** Input data follows **

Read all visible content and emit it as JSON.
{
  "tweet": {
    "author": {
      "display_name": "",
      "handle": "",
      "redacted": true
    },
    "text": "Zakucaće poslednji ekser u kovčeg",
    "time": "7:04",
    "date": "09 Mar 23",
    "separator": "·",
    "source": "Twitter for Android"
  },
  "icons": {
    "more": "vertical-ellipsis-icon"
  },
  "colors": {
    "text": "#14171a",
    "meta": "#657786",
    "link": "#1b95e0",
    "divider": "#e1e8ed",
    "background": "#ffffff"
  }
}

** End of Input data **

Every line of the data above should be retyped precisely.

- [Answer section]
Read all visible content and emit it as JSON.
{
  "tweet": {
    "author": {
      "display_name": "",
      "handle": "",
      "redacted": true
    },
    "text": "Zakucaće poslednji ekser u kovčeg",
    "time": "7:04",
    "date": "09 Mar 23",
    "separator": "·",
    "source": "Twitter for Android"
  },
  "icons": {
    "more": "vertical-ellipsis-icon"
  },
  "colors": {
    "text": "#14171a",
    "meta": "#657786",
    "link": "#1b95e0",
    "divider": "#e1e8ed",
    "background": "#ffffff"
  }
}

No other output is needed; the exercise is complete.